Felissa Rose and Jonathan Tiersten reunited from Sleepaway Camp (1983) to star in this anthology film, The Perfect House, from directors Kris Hulbert and Randy Kent (The Haunting of Borley Rectory ), while narrated by the exquisitely talented Monique Parent (The Last House ), under the distribution of Wild Eye Releasing. This anthology film, as common with most horror films format, a narrative and a character or two book-ends the stories and link them together with brief intermission, and herein the setup follows the same custom. A newlywed couple, Mike and Marisol, played respectively by William A. Robertson and Andrea Vahl take a tour of a potential dream home, with Monique serving as luscious real estate Agent, and acts if a black widow, weaving a web of intrigue and lust to capture the couple’s interests.
This is a three part tale, surrounding the perfect house, excellent curb appeal, lush green grass, solid foundation, but yet a sordid past, asking a question, that a house may be born evil, such the case with The Haunting (1963), and The Poltergeist (1982), but can a good house inherit the sins of the owners and turn evil. That is the premise that directors Hulbert and Kent put before the audience. As the couple tours the homestead, they relate strange feelings, chills, but brush it off those older homes of character and charm that enhances a house into a home. The first tale recounts a night in the cellar, with ranging tornado like storm raging outside, the banging against the house and whipping wind sound effects, if the intent was to create a claustrophobic situation that causes traumatic remembrance however that falls a bit flat. Now, without revealing too many spoilers, the story involves typical horrendous family topics, appearing in black and white, though many surmise that it reflects the “A long time ago” though it might go deeper, into the previse notion of the Ozzie & Harriet and Leave It to Beaver perfect family dynamics. The social appearance of these black and white television shows, extend to another level, father works, and mother stays home, ready at the beck and call, like a trained dog to the whims of the children and the master – Dad. The concept that each household was in fact this perfect situation, in a perfect house, that no demons existed in, no beatings, no rapes, no incestuous activities, nothing further from the truth. Hence this tale reveals incest and child abuse, though sadly it plods, and builds too quickly to dark violence, one hope for a reenactment of an episode driving a nail into the wall of the home.

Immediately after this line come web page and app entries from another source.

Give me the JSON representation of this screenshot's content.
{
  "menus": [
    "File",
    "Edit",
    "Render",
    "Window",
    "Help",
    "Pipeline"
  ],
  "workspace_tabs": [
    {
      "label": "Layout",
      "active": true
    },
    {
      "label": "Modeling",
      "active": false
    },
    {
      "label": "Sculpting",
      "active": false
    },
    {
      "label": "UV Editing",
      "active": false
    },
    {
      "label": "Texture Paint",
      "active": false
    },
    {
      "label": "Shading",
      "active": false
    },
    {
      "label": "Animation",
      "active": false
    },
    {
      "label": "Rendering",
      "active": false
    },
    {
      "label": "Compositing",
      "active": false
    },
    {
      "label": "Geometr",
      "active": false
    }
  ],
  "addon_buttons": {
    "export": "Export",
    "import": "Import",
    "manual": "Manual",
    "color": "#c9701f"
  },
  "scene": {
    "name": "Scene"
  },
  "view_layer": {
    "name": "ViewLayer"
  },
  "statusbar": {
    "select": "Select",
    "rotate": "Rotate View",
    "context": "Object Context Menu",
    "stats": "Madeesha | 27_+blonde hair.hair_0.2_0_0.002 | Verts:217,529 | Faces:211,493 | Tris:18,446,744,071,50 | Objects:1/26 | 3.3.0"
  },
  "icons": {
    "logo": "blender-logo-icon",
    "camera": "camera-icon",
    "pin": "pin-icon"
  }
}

The next break has the parent showing the bedroom in sultry stylish manner, lying on a bed, blouse partially unbuttoned giving an inviting appearance to the couple, though this segment break has nothing to do with the next story, which takes place once again in the basement as to the likelihood of the actual bed chamber. A straight to the point, a torture porn storyline with a twisted turn of the tables, includes a very cunning flirtatious finish that gives gore-hounds and horror lovers a satisfying smile. Holly Greene stars with Tierstan (John Doesy), in very dark piece of cinema, with some the most clever and deviously black humor lines in this sub-genre. This tale has some nice visuals mixed with acting which feeds off Tierstan’s screen capturing presence. In addition, the rational explanation of why one should ignore the screaming for help mistake in horror films, one simple statement “think someone that would do something like this is going to leave us in a place our screams can be heard.” A perfect remark and explains how the torture porn motivate the sociopath killers, their added sadistic moment without exerting any energy, and yet enjoy corrupting their moral motives. The third story known as “The Dinner Guest” features carried over from the film Parents (1989) featuring a twist on eating in, versus takeout and opens the floodgate of visual delightful carnage, chaos and corruption of children.

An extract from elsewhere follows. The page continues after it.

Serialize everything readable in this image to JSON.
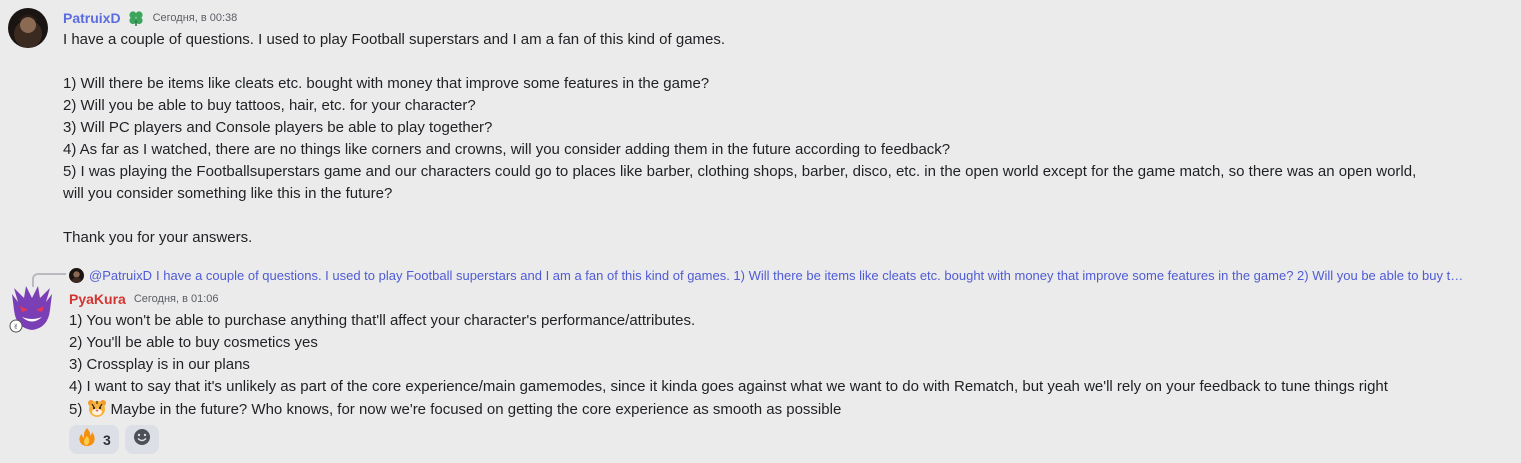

The sad effect of anthology films, one must tell a story in roughly 20-minutes and keep the tension and fear equally leveled while entertaining the audience with dazzling delights of horror, not in impossible, but a difficult task. Though these films seem as the latest ripple in blood-splashes in the genre, but may of sadder consequences that the found footage films, and that acting, directing and editing might have tragic and dire after thoughts on lack of storytelling. The narrative sequences need hooks gaining the attention of the audience and thereby reeling them in with suspense and launching shocks and surprises like Hitchcock did with his television show.
The history of horror, shows, much promise in various sub-genre and anthology movies is no different, however the stories must entice interest or provoke the viewer, and as for houses with a past a fine classic, The House That Dripped Blood (1971) immediately jumps to the front one’s mind. Nevertheless, The Perfect House, searches for the one to make it a Perfect Home, filled the passion and loves to make all the proper homely and who knows just maybe this place hold secrets such as fixing any imperfections that crosses grounds. This film brings wonderful charms, fine for viewers looking for gruesome delights on a Saturday night.
This review was originally published in May 2015 on the now non-existent Rogue Cinema website and accumulated a view count of 2,038.
- Every house has a past
IMDb Rating: 4.2/10
Baron’s Rating: 4.0/10